On Monday, after the Herald/Times questioned what appeared to be an unrealistically high percentage of favorable emails on the public database, the Scott administration issued a statement acknowledging the two separate e-mail accounts. It also announced that it would phase out RLS@eog.myflorida.com, which Scott solely used to respond to email. That email address — which was not on any official state website — appears on many Tea Party websites across the state, under the heading “Governor Rick Scott’s email.”

“Effective this week, emails sent or received using the official website contact form will also be added to the Sunburst system,” said Scott spokesman Brian Burgess, who emphasized that the governor’s emails are always available through a public records request.

Scott was not available for comment.

A full list of emails sent to both of Scott’s accounts, going back to May 1, will now be uploaded to the system.

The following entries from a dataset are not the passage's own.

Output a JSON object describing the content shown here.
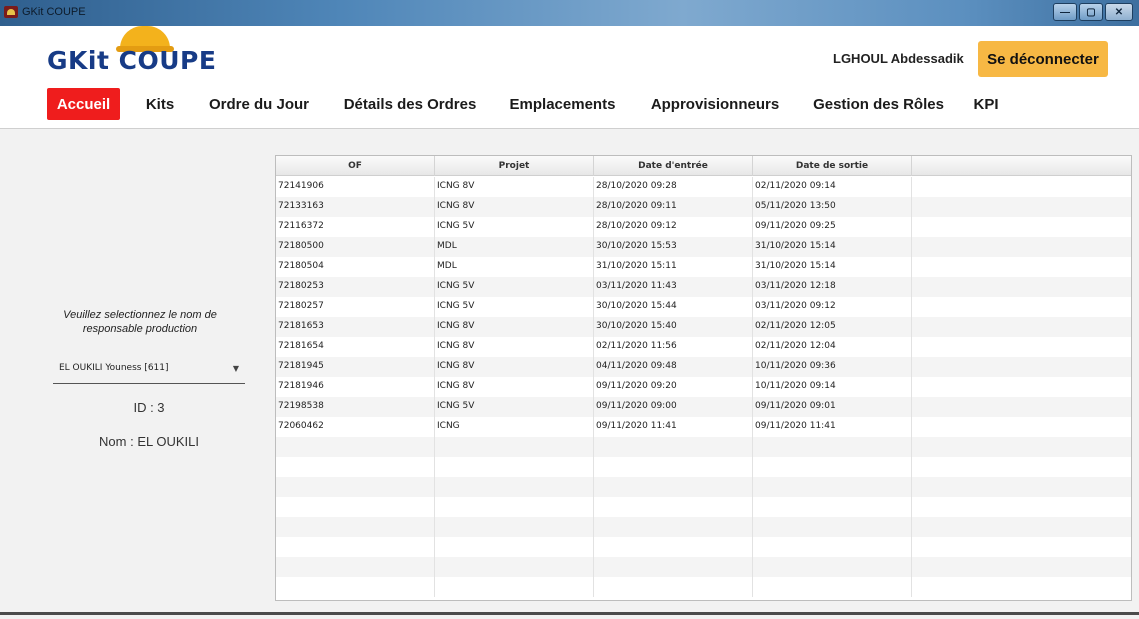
{
  "window": {
    "title": "GKit COUPE"
  },
  "header": {
    "logo": "GKit COUPE",
    "username": "LGHOUL Abdessadik",
    "logout_label": "Se déconnecter",
    "nav": [
      {
        "label": "Accueil",
        "active": true
      },
      {
        "label": "Kits"
      },
      {
        "label": "Ordre du Jour"
      },
      {
        "label": "Détails des Ordres"
      },
      {
        "label": "Emplacements"
      },
      {
        "label": "Approvisionneurs"
      },
      {
        "label": "Gestion des Rôles"
      },
      {
        "label": "KPI"
      }
    ]
  },
  "left_panel": {
    "prompt": "Veuillez selectionnez le nom de responsable production",
    "selected_responsable": "EL OUKILI Youness [611]",
    "id_text": "ID : 3",
    "name_text": "Nom : EL OUKILI"
  },
  "table": {
    "columns": [
      "OF",
      "Projet",
      "Date d'entrée",
      "Date de sortie"
    ],
    "rows": [
      [
        "72141906",
        "ICNG 8V",
        "28/10/2020  09:28",
        "02/11/2020  09:14"
      ],
      [
        "72133163",
        "ICNG 8V",
        "28/10/2020  09:11",
        "05/11/2020  13:50"
      ],
      [
        "72116372",
        "ICNG 5V",
        "28/10/2020  09:12",
        "09/11/2020  09:25"
      ],
      [
        "72180500",
        "MDL",
        "30/10/2020  15:53",
        "31/10/2020  15:14"
      ],
      [
        "72180504",
        "MDL",
        "31/10/2020  15:11",
        "31/10/2020  15:14"
      ],
      [
        "72180253",
        "ICNG 5V",
        "03/11/2020  11:43",
        "03/11/2020  12:18"
      ],
      [
        "72180257",
        "ICNG 5V",
        "30/10/2020  15:44",
        "03/11/2020  09:12"
      ],
      [
        "72181653",
        "ICNG 8V",
        "30/10/2020  15:40",
        "02/11/2020  12:05"
      ],
      [
        "72181654",
        "ICNG 8V",
        "02/11/2020  11:56",
        "02/11/2020  12:04"
      ],
      [
        "72181945",
        "ICNG 8V",
        "04/11/2020  09:48",
        "10/11/2020  09:36"
      ],
      [
        "72181946",
        "ICNG 8V",
        "09/11/2020  09:20",
        "10/11/2020  09:14"
      ],
      [
        "72198538",
        "ICNG 5V",
        "09/11/2020  09:00",
        "09/11/2020  09:01"
      ],
      [
        "72060462",
        "ICNG",
        "09/11/2020  11:41",
        "09/11/2020  11:41"
      ]
    ]
  },
  "colors": {
    "accent_active": "#ef1d1d",
    "logout_button": "#f7b844",
    "logo_blue": "#173b86"
  }
}
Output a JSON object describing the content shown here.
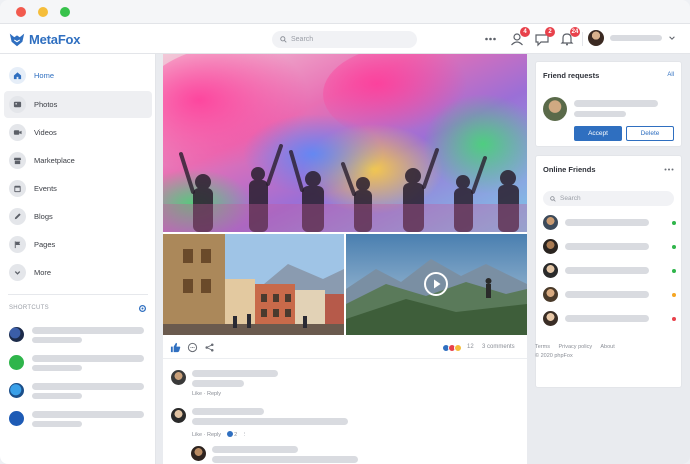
{
  "app": {
    "name": "MetaFox"
  },
  "topbar": {
    "search_placeholder": "Search",
    "notifications": [
      {
        "icon": "friend-request-icon",
        "count": "4"
      },
      {
        "icon": "messages-icon",
        "count": "2"
      },
      {
        "icon": "notification-bell-icon",
        "count": "24"
      }
    ],
    "menu_icon": "apps-dots-icon"
  },
  "sidebar": {
    "items": [
      {
        "label": "Home",
        "icon": "home-icon",
        "active": true
      },
      {
        "label": "Photos",
        "icon": "photo-icon"
      },
      {
        "label": "Videos",
        "icon": "video-icon"
      },
      {
        "label": "Marketplace",
        "icon": "shop-icon"
      },
      {
        "label": "Events",
        "icon": "calendar-icon"
      },
      {
        "label": "Blogs",
        "icon": "pencil-icon"
      },
      {
        "label": "Pages",
        "icon": "flag-icon"
      },
      {
        "label": "More",
        "icon": "chevron-down-icon"
      }
    ],
    "shortcuts_title": "SHORTCUTS"
  },
  "feed": {
    "reaction_count": "12",
    "comments_label": "3 comments",
    "comments": [
      {
        "meta": "Like · Reply"
      },
      {
        "meta": "Like · Reply",
        "reaction_count": "2"
      }
    ]
  },
  "friend_requests": {
    "title": "Friend requests",
    "link": "All",
    "accept_label": "Accept",
    "delete_label": "Delete"
  },
  "online_friends": {
    "title": "Online Friends",
    "search_placeholder": "Search",
    "statuses": [
      "online",
      "online",
      "online",
      "away",
      "busy"
    ]
  },
  "footer": {
    "links": [
      "Terms",
      "Privacy policy",
      "About"
    ],
    "copyright": "© 2020 phpFox"
  },
  "colors": {
    "brand": "#2f6fc0",
    "badge": "#e8414b",
    "online": "#2fb54b",
    "away": "#f5a623",
    "busy": "#e8414b"
  }
}
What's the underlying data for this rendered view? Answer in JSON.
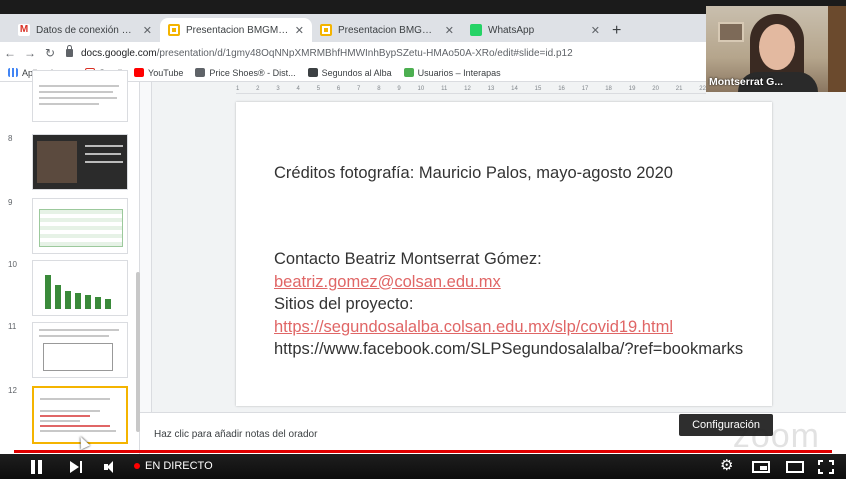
{
  "browser": {
    "tabs": [
      {
        "title": "Datos de conexión para panel e",
        "favicon": "gmail-icon",
        "active": false
      },
      {
        "title": "Presentacion BMGM encuentro y",
        "favicon": "slides-icon",
        "active": true
      },
      {
        "title": "Presentacion BMGM encuentro y",
        "favicon": "slides-icon",
        "active": false
      },
      {
        "title": "WhatsApp",
        "favicon": "whatsapp-icon",
        "active": false
      }
    ],
    "url_host": "docs.google.com",
    "url_path": "/presentation/d/1gmy48OqNNpXMRMBhfHMWInhBypSZetu-HMAo50A-XRo/edit#slide=id.p12",
    "bookmarks": [
      {
        "label": "Aplicaciones",
        "icon": "apps-icon"
      },
      {
        "label": "Gmail",
        "icon": "gmail-icon"
      },
      {
        "label": "YouTube",
        "icon": "youtube-icon"
      },
      {
        "label": "Price Shoes® - Dist...",
        "icon": "price-shoes-icon"
      },
      {
        "label": "Segundos al Alba",
        "icon": "segundos-icon"
      },
      {
        "label": "Usuarios – Interapas",
        "icon": "interapas-icon"
      }
    ]
  },
  "filmstrip": {
    "slide_numbers": [
      "8",
      "9",
      "10",
      "11",
      "12"
    ],
    "selected": "12"
  },
  "slide": {
    "credits": "Créditos fotografía: Mauricio Palos, mayo-agosto 2020",
    "contact_heading": "Contacto Beatriz Montserrat Gómez:",
    "email": "beatriz.gomez@colsan.edu.mx",
    "sites_heading": "Sitios del proyecto:",
    "site_link": "https://segundosalalba.colsan.edu.mx/slp/covid19.html",
    "facebook": "https://www.facebook.com/SLPSegundosalalba/?ref=bookmarks",
    "link_color": "#e06666"
  },
  "notes_placeholder": "Haz clic para añadir notas del orador",
  "watermark": "zoom",
  "webcam": {
    "name": "Montserrat G..."
  },
  "tooltip": "Configuración",
  "player": {
    "live_label": "EN DIRECTO",
    "progress_color": "#e00000",
    "progress_fraction": 1.0
  }
}
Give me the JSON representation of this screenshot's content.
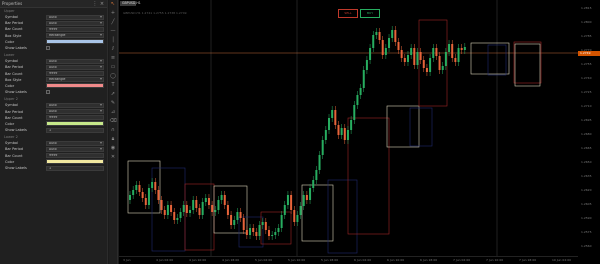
{
  "panel": {
    "title": "Properties",
    "sections": [
      {
        "title": "Upper",
        "rows": [
          {
            "label": "Symbol",
            "value": "Auto",
            "type": "dropdown"
          },
          {
            "label": "Bar Period",
            "value": "Auto",
            "type": "dropdown"
          },
          {
            "label": "Bar Count",
            "value": "9999",
            "type": "text"
          },
          {
            "label": "Box Style",
            "value": "Rectangle",
            "type": "dropdown"
          },
          {
            "label": "Color",
            "color": "#a9c5e8",
            "type": "swatch"
          },
          {
            "label": "Show Labels",
            "type": "check"
          }
        ]
      },
      {
        "title": "Lower",
        "rows": [
          {
            "label": "Symbol",
            "value": "Auto",
            "type": "dropdown"
          },
          {
            "label": "Bar Period",
            "value": "Auto",
            "type": "dropdown"
          },
          {
            "label": "Bar Count",
            "value": "9999",
            "type": "text"
          },
          {
            "label": "Box Style",
            "value": "Rectangle",
            "type": "dropdown"
          },
          {
            "label": "Color",
            "color": "#f08a8a",
            "type": "swatch"
          },
          {
            "label": "Show Labels",
            "type": "check"
          }
        ]
      },
      {
        "title": "Upper 2",
        "rows": [
          {
            "label": "Symbol",
            "value": "Auto",
            "type": "dropdown"
          },
          {
            "label": "Bar Period",
            "value": "Auto",
            "type": "dropdown"
          },
          {
            "label": "Bar Count",
            "value": "9999",
            "type": "text"
          },
          {
            "label": "Color",
            "color": "#c6e88a",
            "type": "swatch"
          },
          {
            "label": "Show Labels",
            "value": "1",
            "type": "text"
          }
        ]
      },
      {
        "title": "Lower 2",
        "rows": [
          {
            "label": "Symbol",
            "value": "Auto",
            "type": "dropdown"
          },
          {
            "label": "Bar Period",
            "value": "Auto",
            "type": "dropdown"
          },
          {
            "label": "Bar Count",
            "value": "9999",
            "type": "text"
          },
          {
            "label": "Color",
            "color": "#f2e9a0",
            "type": "swatch"
          },
          {
            "label": "Show Labels",
            "value": "1",
            "type": "text"
          }
        ]
      }
    ]
  },
  "toolbar": {
    "tools": [
      "cursor-icon",
      "crosshair-icon",
      "line-icon",
      "horizontal-line-icon",
      "vertical-line-icon",
      "channel-icon",
      "fibonacci-icon",
      "rectangle-icon",
      "ellipse-icon",
      "text-icon",
      "arrow-icon",
      "pencil-icon",
      "measure-icon",
      "eraser-icon",
      "magnet-icon",
      "lock-icon",
      "eye-icon",
      "trash-icon"
    ]
  },
  "chart": {
    "tab_label": "GBPUSD,H1",
    "info_text": "GBPUSD,H1  1.2741 1.2755 1.2738 1.2749",
    "sell_label": "SELL",
    "buy_label": "BUY",
    "current_price": "1.2749",
    "price_labels": [
      "1.2815",
      "1.2800",
      "1.2785",
      "1.2770",
      "1.2755",
      "1.2740",
      "1.2725",
      "1.2710",
      "1.2695",
      "1.2680",
      "1.2665",
      "1.2650",
      "1.2635",
      "1.2620",
      "1.2605",
      "1.2590",
      "1.2575",
      "1.2560"
    ],
    "time_labels": [
      "3 Jun",
      "4 Jun 02:00",
      "4 Jun 10:00",
      "4 Jun 18:00",
      "5 Jun 02:00",
      "5 Jun 10:00",
      "5 Jun 18:00",
      "6 Jun 02:00",
      "6 Jun 10:00",
      "6 Jun 18:00",
      "7 Jun 02:00",
      "7 Jun 10:00",
      "7 Jun 18:00",
      "10 Jun 02:00"
    ],
    "colors": {
      "bull": "#27ae60",
      "bear": "#e8643a",
      "box_light": "#d9d2b8",
      "box_red": "#a02525",
      "box_blue": "#1f2a6e",
      "crosshair": "#c06a3a"
    }
  }
}
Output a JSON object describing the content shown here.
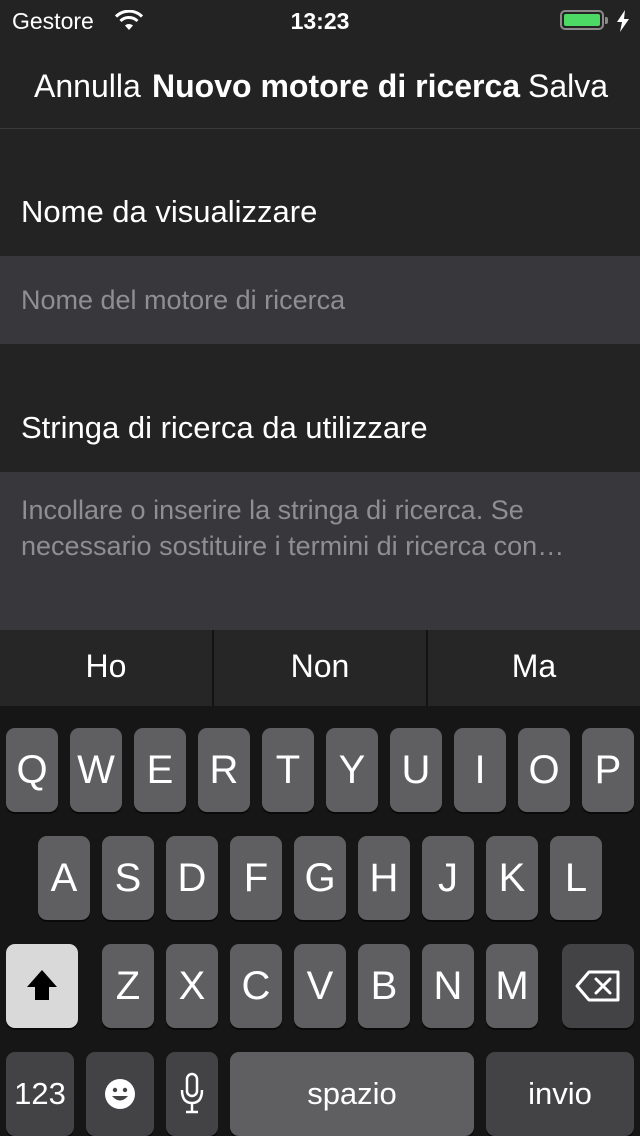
{
  "status": {
    "carrier": "Gestore",
    "time": "13:23",
    "battery_level": 1.0,
    "charging": true
  },
  "nav": {
    "cancel": "Annulla",
    "title": "Nuovo motore di ricerca",
    "save": "Salva"
  },
  "form": {
    "name_label": "Nome da visualizzare",
    "name_placeholder": "Nome del motore di ricerca",
    "string_label": "Stringa di ricerca da utilizzare",
    "string_placeholder_line1": "Incollare o inserire la stringa di ricerca. Se",
    "string_placeholder_line2": "necessario sostituire i termini di ricerca con…"
  },
  "keyboard": {
    "suggestions": [
      "Ho",
      "Non",
      "Ma"
    ],
    "row1": [
      "Q",
      "W",
      "E",
      "R",
      "T",
      "Y",
      "U",
      "I",
      "O",
      "P"
    ],
    "row2": [
      "A",
      "S",
      "D",
      "F",
      "G",
      "H",
      "J",
      "K",
      "L"
    ],
    "row3": [
      "Z",
      "X",
      "C",
      "V",
      "B",
      "N",
      "M"
    ],
    "numbers_key": "123",
    "space_key": "spazio",
    "return_key": "invio",
    "icons": {
      "shift": "shift-icon",
      "delete": "delete-icon",
      "emoji": "emoji-icon",
      "mic": "microphone-icon"
    }
  }
}
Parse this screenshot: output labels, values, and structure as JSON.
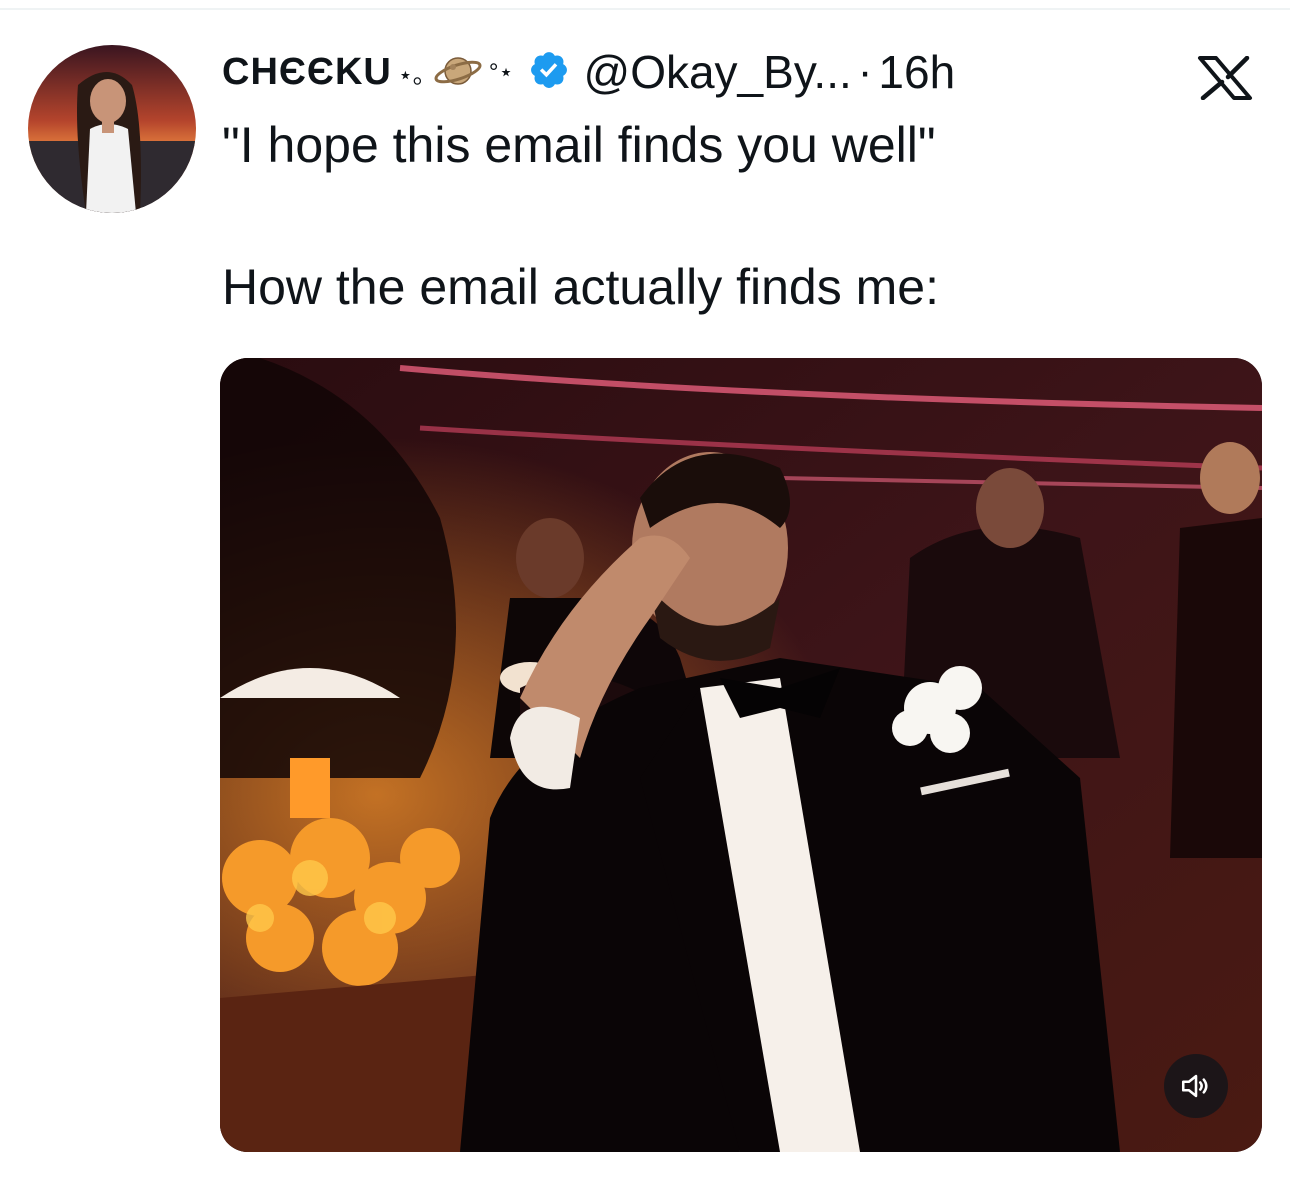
{
  "tweet": {
    "author": {
      "display_name": "CHЄЄKU",
      "name_decoration_left": "⋆｡",
      "name_decoration_right": "°⋆",
      "avatar_icon": "avatar-photo",
      "verified_icon": "verified-badge-icon",
      "handle": "@Okay_By...",
      "separator": "·",
      "time": "16h"
    },
    "platform_icon": "x-logo-icon",
    "text_lines": [
      "\"I hope this email finds you well\"",
      "How the email actually finds me:"
    ],
    "media": {
      "type": "video",
      "sound_icon": "speaker-icon"
    }
  },
  "colors": {
    "text": "#0f1419",
    "verified_badge": "#1d9bf0",
    "divider": "#eff3f4"
  }
}
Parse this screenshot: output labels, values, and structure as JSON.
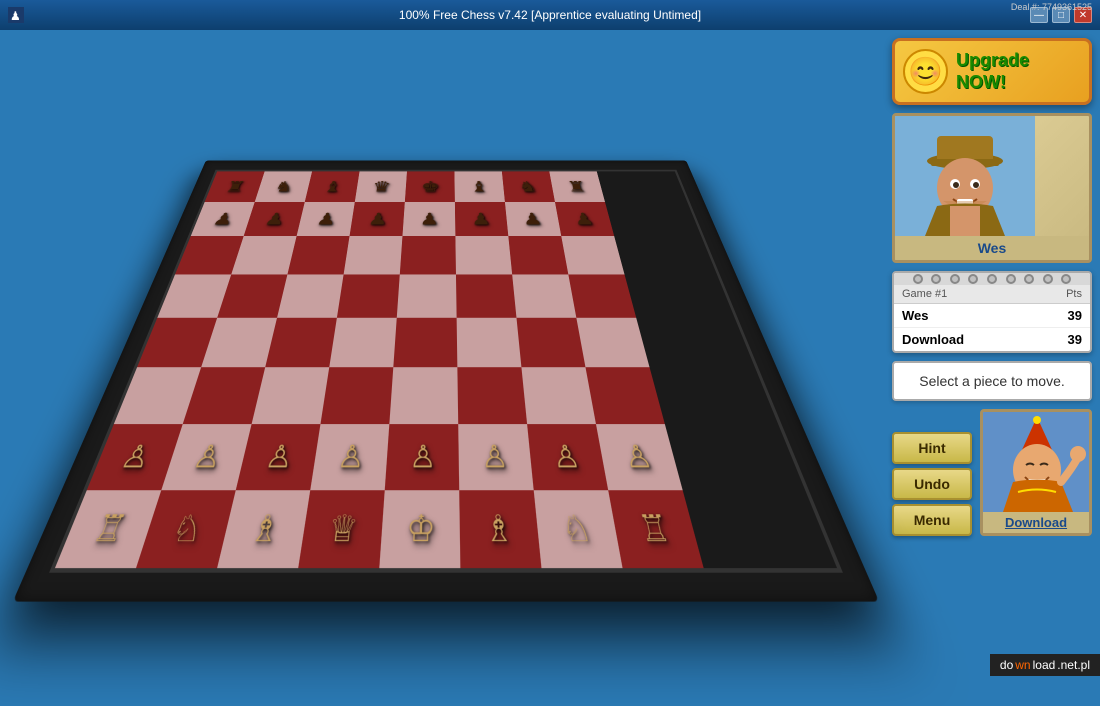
{
  "titleBar": {
    "title": "100% Free Chess v7.42 [Apprentice evaluating Untimed]",
    "dealNumber": "Deal #: 7749361525",
    "controls": {
      "minimize": "—",
      "maximize": "□",
      "close": "✕"
    }
  },
  "upgrade": {
    "smiley": "😊",
    "line1": "Upgrade",
    "line2": "NOW!"
  },
  "opponent": {
    "name": "Wes"
  },
  "scorePanel": {
    "gameLabel": "Game #1",
    "ptsLabel": "Pts",
    "rows": [
      {
        "player": "Wes",
        "score": "39"
      },
      {
        "player": "Download",
        "score": "39"
      }
    ]
  },
  "statusMessage": "Select a piece to move.",
  "actionButtons": [
    {
      "label": "Hint"
    },
    {
      "label": "Undo"
    },
    {
      "label": "Menu"
    }
  ],
  "playerAvatar": {
    "name": "Download"
  },
  "watermark": {
    "prefix": "do",
    "highlight": "wn",
    "suffix": "load",
    "domain": ".net.pl"
  }
}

Scott’s official state email account is rick.scott@eog.myflorida.com, but this account is only used to receive emails and not correspond with the public.

Read more here

See the press conference announcing Project Sunburst here:

Note: The governor's press office went to great lengths to show that Project Sunburst was "above and beyond" what the law requires and that Scott is one of the most transparent govenors in Florida history.

We've posted the office's lengthy statement, in its entirety, below:

Continue reading "Gov. Scott leaves his official email account off state transparency website" »

Absentee-ballot fraud case tolls on Miami-Dade Mayor Carlos Gimenez's reelection

In a bid to stem the political fallout over potential absentee-ballot fraud, Miami-Dade Mayor Carlos Gimenez has asked key campaign consultants to state in writing that they did not hire two women under investigation for illegally collecting ballots.

A dozen paid operatives began signing the notarized affidavits over the weekend, as questions remained over whom exactly the women were working for and why one of them, Daisy Cabrera, was found in possession of several ballots. A county ordinance prohibits anyone from holding more than two ballots belonging to other voters.

Joe Carrillo, a private eye who first alerted police to his suspected ballot-brokering by Cabrera, met on Monday with a public-corruption prosecutor at the Miami-Dade state attorney’s office.

The probe has become a stumbling block for Gimenez, who is seeking reelection Aug. 14 against six opponents, including County Commission Chairman Joe Martinez, his chief rival. Last year, Gimenez ran on his character, portraying himself as a man of integrity.

Gimenez has emphatically said his campaign had nothing to do with Cabrera and Matilde Martinez, who were detained and questioned by Miami-Dade police last week in Hialeah. Prosecutors have not filed any charges.

“If I didn’t hire her, how am I blamed for something that I didn’t do?” Gimenez said in an interview on Monday. “These two ladies do not work for my campaign.”

Continue reading "Absentee-ballot fraud case tolls on Miami-Dade Mayor Carlos Gimenez's reelection" »

Dr. Gisela Salas, chief of state elections division, resigns

Dr. Gisela Salas, director of the state Division of Elections, has resigned effective Aug. 1 to take a job closer to her family in Ocala.

Salas' resignation was made public Monday afternoon in an email that her boss, Secretary of State Ken Detzner, sent to Florida's 67 county election supervisors. Because her departure comes at a pivotal time -- just before a statewide primary in a presidential election year -- Detzner emphasized that the office will remain in capable hands.

"John Boynton, deputy secretary (of state), will be overseeing the operations of the division," Detzner wrote, noting Boynton's 39 years of experience at the agency. Detzner said his chief of staff, Jennifer Kennedy, also will work closely with the division, along with the division's three bureau chiefs, Kristi Bronson, David Drury and Maria Matthews.  

Salas earned $90,000 a year. She was the state employee who was in regular -- and in some cases difficult -- contact with election supervisors in recent months over a controversial purge of suspected non-citizens from the voter rolls. 

-- Steve Bousquet